The need to integrate or connect the silos doesn't happen right away. Few companies will take the time and cost to prepare for this early on. Sort of a premature optimization. If you close one sale a week, it's not that hard for everybody to manually enter that in their system, but along with the increase in volume, comes other complexities. You need to avoid duplication. How do you cross-reference the same customer when no one even managed to spell the name the same?

A silo can be the most cost-effective choice to offer the security you need, but in my experience, they usually occur because of a lack of need, planning, technical expertise which all boils down to time and money.


One example of isolation of part of the workforce:
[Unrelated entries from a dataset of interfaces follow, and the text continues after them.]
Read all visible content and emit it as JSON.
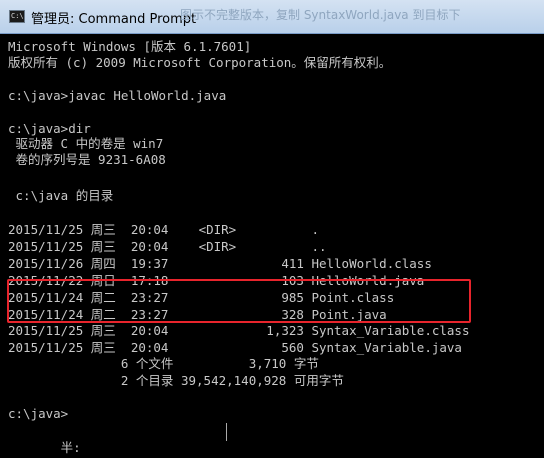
{
  "window": {
    "title": "管理员: Command Prompt",
    "background_ghost": "图示不完整版本，复制 SyntaxWorld.java 到目标下"
  },
  "console": {
    "lines": [
      "Microsoft Windows [版本 6.1.7601]",
      "版权所有 (c) 2009 Microsoft Corporation。保留所有权利。",
      "",
      "c:\\java>javac HelloWorld.java",
      "",
      "c:\\java>dir",
      " 驱动器 C 中的卷是 win7",
      " 卷的序列号是 9231-6A08",
      "",
      " c:\\java 的目录",
      "",
      "2015/11/25 周三  20:04    <DIR>          .",
      "2015/11/25 周三  20:04    <DIR>          ..",
      "2015/11/26 周四  19:37               411 HelloWorld.class",
      "2015/11/22 周日  17:18               103 HelloWorld.java",
      "2015/11/24 周二  23:27               985 Point.class",
      "2015/11/24 周二  23:27               328 Point.java",
      "2015/11/25 周三  20:04             1,323 Syntax_Variable.class",
      "2015/11/25 周三  20:04               560 Syntax_Variable.java",
      "               6 个文件          3,710 字节",
      "               2 个目录 39,542,140,928 可用字节",
      "",
      "c:\\java>",
      "",
      "       半:"
    ]
  },
  "colors": {
    "console_bg": "#000000",
    "console_text": "#c8c8c8",
    "highlight_border": "#e8242c",
    "titlebar": "#c9dbef"
  },
  "icons": {
    "window_icon": "command-prompt-icon"
  }
}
You can have a skunkworks project where a small and loosely structured group of people research and develop a project primarily for the sake of radical innovation. The idea is to not let external influences hold them back. One reason for that could be avoiding copyright claims: if you let your group develop product X which look exactly like the competitors' product Y, you don't want them to use any knowledge about the internal workings of Y.
(There a specific name for this, but I can't find it; please edit if you know).

Essentially, this is a form of Mushroom Management: You keep people in the dark, "feeding them shit, and watch them grow." That is, isolating the design team from outside influences and, instead, using the fear of the unknown to motivate the team.

Tracy Kidder, in the book "The soul of a new machine" describes exactly this method of operation.

  • When you're intentionally setting out to do something that looks like Y's product without using Y's IP, I've seen it called a "cleanroom implementation". It's only applicable to certain kinds of product, but for example you might do a cleanroom implementation of a particular device driver (whose required behaviour is very well defined by the OS) to avoid licensing the "usual" driver. A former employer of mine initially did a cleanroom JVM, but later switched to using some of Sun's class code. However, the term is ambiguous and I don't know whether that's what you meant, so I won't edit :-) Commented Jan 6, 2015 at 22:29

You must log in to answer this question.

Not the answer you're looking for? Browse other questions tagged .